Posts Tagged: Yao Hua Law
Females can become highly cannibalistic in the presence of other females.
Doctoral candidate Yao Hua Law (right), who studies with major professor Jay Rosenheim, UC Davis Department of Entomology, will speak on "My Neighbors Drive Me Cannibalistic: Mechanisms of Density-Dependent Cannibalistic Behavior and its Effects on Population Dynamics" at a seminar from 12:10 to 1 p.m., Wednesday, Oct. 6 in 122 Briggs Hall.
The lecture, which will be his exit seminar, will focus on the egg cannibalism behavior expressed in the generalist predator, Geocoris pallens.
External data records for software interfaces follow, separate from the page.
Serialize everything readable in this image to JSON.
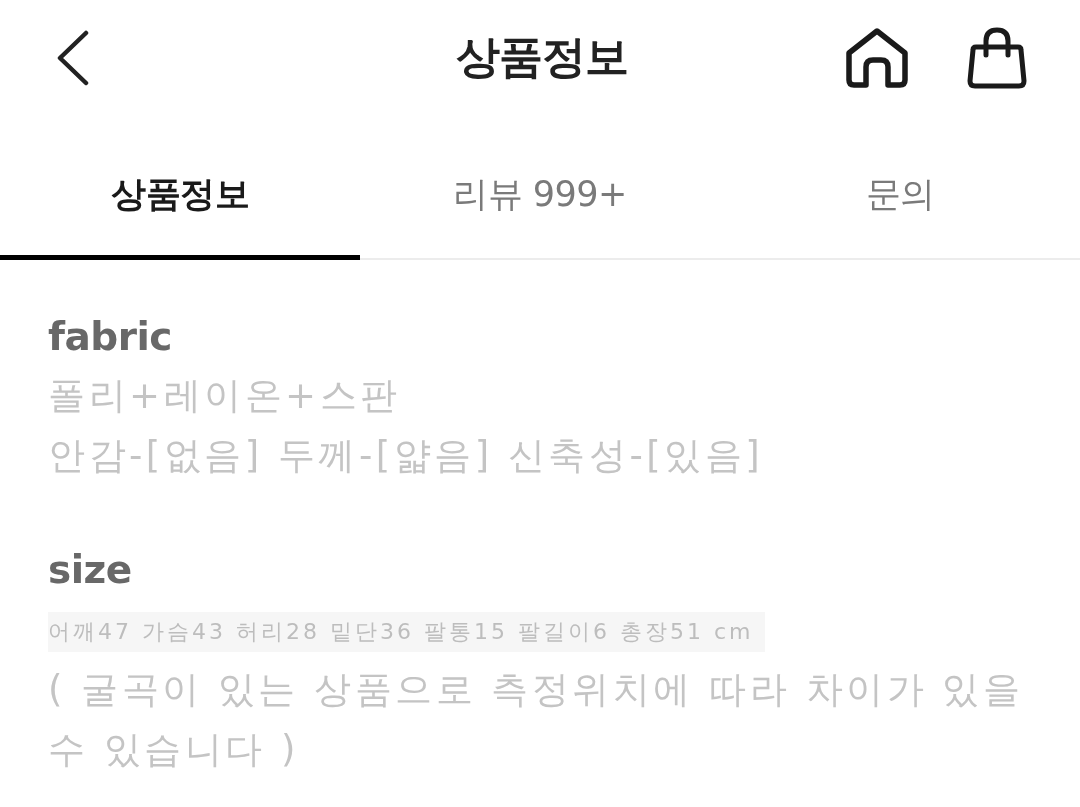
{
  "header": {
    "title": "상품정보"
  },
  "tabs": [
    {
      "label": "상품정보",
      "selected": true
    },
    {
      "label": "리뷰 999+",
      "selected": false
    },
    {
      "label": "문의",
      "selected": false
    }
  ],
  "sections": [
    {
      "heading": "fabric",
      "lines": [
        {
          "kind": "text",
          "text": "폴리+레이온+스판"
        },
        {
          "kind": "text",
          "text": "안감-[없음] 두께-[얇음] 신축성-[있음]"
        }
      ]
    },
    {
      "heading": "size",
      "lines": [
        {
          "kind": "measure",
          "text": "어깨47 가슴43 허리28 밑단36 팔통15 팔길이6 총장51 cm"
        },
        {
          "kind": "text",
          "text": "( 굴곡이 있는 상품으로 측정위치에 따라 차이가 있을 수 있습니다 )"
        }
      ]
    }
  ]
}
It's also known as the "big-eyed bug."
G. pallens females are weakly cannibalistic when alone, but become highly cannibalistic in the presence of other females, he said. "I will discuss the possible mechanisms of this behavior, as well as the implications of this behavior for the arthropod community that G. pallens interact with," said Law, who will be introduced by Rosenheim.
Law’s lecture will be webcast live (http://uc-d.na4.acrobat.com/ucsn1/) and then archived on the UC Davis Department of Entomology website. The seminars are chaired by assistant professors Neal Williams and Louie Yang.
The fall seminars began Sept. 29 and will continue through Dec. 3. Most are held from 12:10 to 1 p.m. on Wednesdays. See schedule.
Yao Hua Law
"To bee or not to bee."
That is the question. What is the solution?
The plight of the honey bees has not escaped the UC Davis Entomology Graduate Students' Association (EGSA).
This year's winning t-shirt, the result of a departmental faculty-student-staff-vote, stars the "unsung heroes": the honey bees.
Randall "Randy" Veirs, executive assistant for department chair Lynn Kimsey, and communications specialist Kathy Keatley Garvey (yours truly), came up with the winning shirt--Randy created the intricate drawing, and KKG coined the text, spoofing a line from Shakespeare's Hamlet.
To bee or not to bee, that is the question.
What is the solution?
Randy, who describes himself as more of a musician than an artist, drew a framed portrait of a Shakespearean bee in period clothing, complete with an Elizabethan collar.
Randy, who plays principal trumpet in the UC Davis Symphony, said he spent several days drawing the bee, gathering information online about proper Shakespearean attire. His brother, Russell Veirs, also a musician (saxophone), helped prepare the image in Photoshop.
By the way, each brother has a bachelor's degree in music from UC Davis, while Russell has a master's in saxophone performance from Sacramento State University. Music and art do go together!
The t-shirt ties in with Shakespeare's view that "All the world's a stage." (Just add message.) It also ties in with Shakespeare's fascination for bees. One of the playwright's lines from Henry V: "For so work the honey bees, creatures that by a rule in nature teach the act of order to a peopled kingdom."
Yes, bees are well-organized and we can learn much from these hard-working social insects.
The bee t-shirt is not only raising funds for the graduate student association but raising awareness for the honey bees. Beekeepers throughout the country report they are losing from one-third to 100 percent of their bees due to colony collapse disorder, a mysterious phenomenon in which bees abandon their hives.
The t-shirts are $15 and available in child-through-adult sizes, says t-shirt coordinator Yao Hua Law, a doctoral student who studies with professor Jay Rosenheim. "The funds will be used for EGSA activities, including the monetary prizes for the EGSA-organized Undergraduate Entomology Research Poster Competition," he said. Contact Yao Hua at (530) 752-4481 or e-mail him at email@example.com for more information.
Plans are also under way to sell the T-shirts through the University Bookstore, thus making online payments possible and shipping fluid, he said.
Other UC Davis entomology t-shirts are also available. One of the favorites is "The Beetles." A parody of The Beatles' "Abbey Road" album cover, the t-shirt features four beetles crossing Abbey Road. Doctoral candidate Hillary Thomas, who studies with major professor Frank Zalom, an integrated pest management specialist, designed the shirt.
The Bees. The Beetles.
The take-home message on these shirts is also a take-everywhere message.
To Bee or Not to Bee
Close-up of Drawing